**Exercise requirements**
Each record below should be written out again exactly as given.

**Provided data**
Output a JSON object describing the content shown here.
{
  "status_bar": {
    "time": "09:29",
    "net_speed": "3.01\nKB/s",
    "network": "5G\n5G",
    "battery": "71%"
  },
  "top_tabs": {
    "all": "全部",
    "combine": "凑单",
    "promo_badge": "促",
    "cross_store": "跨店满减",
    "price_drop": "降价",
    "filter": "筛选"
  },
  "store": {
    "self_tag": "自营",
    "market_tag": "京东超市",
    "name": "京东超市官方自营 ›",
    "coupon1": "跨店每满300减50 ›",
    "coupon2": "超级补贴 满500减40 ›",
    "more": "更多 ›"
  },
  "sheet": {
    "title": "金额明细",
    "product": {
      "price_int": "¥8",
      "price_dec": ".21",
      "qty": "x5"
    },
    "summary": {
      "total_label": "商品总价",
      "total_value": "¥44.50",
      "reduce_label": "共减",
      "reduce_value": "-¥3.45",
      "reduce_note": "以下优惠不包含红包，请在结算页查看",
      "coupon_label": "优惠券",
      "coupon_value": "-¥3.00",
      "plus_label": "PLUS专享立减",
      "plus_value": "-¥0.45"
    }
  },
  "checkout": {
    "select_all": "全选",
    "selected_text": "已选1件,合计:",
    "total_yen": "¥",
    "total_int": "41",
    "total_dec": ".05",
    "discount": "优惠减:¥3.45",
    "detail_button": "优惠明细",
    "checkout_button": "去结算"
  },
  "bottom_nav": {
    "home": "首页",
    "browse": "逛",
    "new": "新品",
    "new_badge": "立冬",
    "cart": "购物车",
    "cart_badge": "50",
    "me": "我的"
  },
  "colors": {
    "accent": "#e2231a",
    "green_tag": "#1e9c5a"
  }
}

**Response to the task**
Output a JSON object describing the content shown here.
{
  "status_bar": {
    "time": "09:29",
    "net_speed": "3.01\nKB/s",
    "network": "5G\n5G",
    "battery": "71%"
  },
  "top_tabs": {
    "all": "全部",
    "combine": "凑单",
    "promo_badge": "促",
    "cross_store": "跨店满减",
    "price_drop": "降价",
    "filter": "筛选"
  },
  "store": {
    "self_tag": "自营",
    "market_tag": "京东超市",
    "name": "京东超市官方自营 ›",
    "coupon1": "跨店每满300减50 ›",
    "coupon2": "超级补贴 满500减40 ›",
    "more": "更多 ›"
  },
  "sheet": {
    "title": "金额明细",
    "product": {
      "price_int": "¥8",
      "price_dec": ".21",
      "qty": "x5"
    },
    "summary": {
      "total_label": "商品总价",
      "total_value": "¥44.50",
      "reduce_label": "共减",
      "reduce_value": "-¥3.45",
      "reduce_note": "以下优惠不包含红包，请在结算页查看",
      "coupon_label": "优惠券",
      "coupon_value": "-¥3.00",
      "plus_label": "PLUS专享立减",
      "plus_value": "-¥0.45"
    }
  },
  "checkout": {
    "select_all": "全选",
    "selected_text": "已选1件,合计:",
    "total_yen": "¥",
    "total_int": "41",
    "total_dec": ".05",
    "discount": "优惠减:¥3.45",
    "detail_button": "优惠明细",
    "checkout_button": "去结算"
  },
  "bottom_nav": {
    "home": "首页",
    "browse": "逛",
    "new": "新品",
    "new_badge": "立冬",
    "cart": "购物车",
    "cart_badge": "50",
    "me": "我的"
  },
  "colors": {
    "accent": "#e2231a",
    "green_tag": "#1e9c5a"
  }
}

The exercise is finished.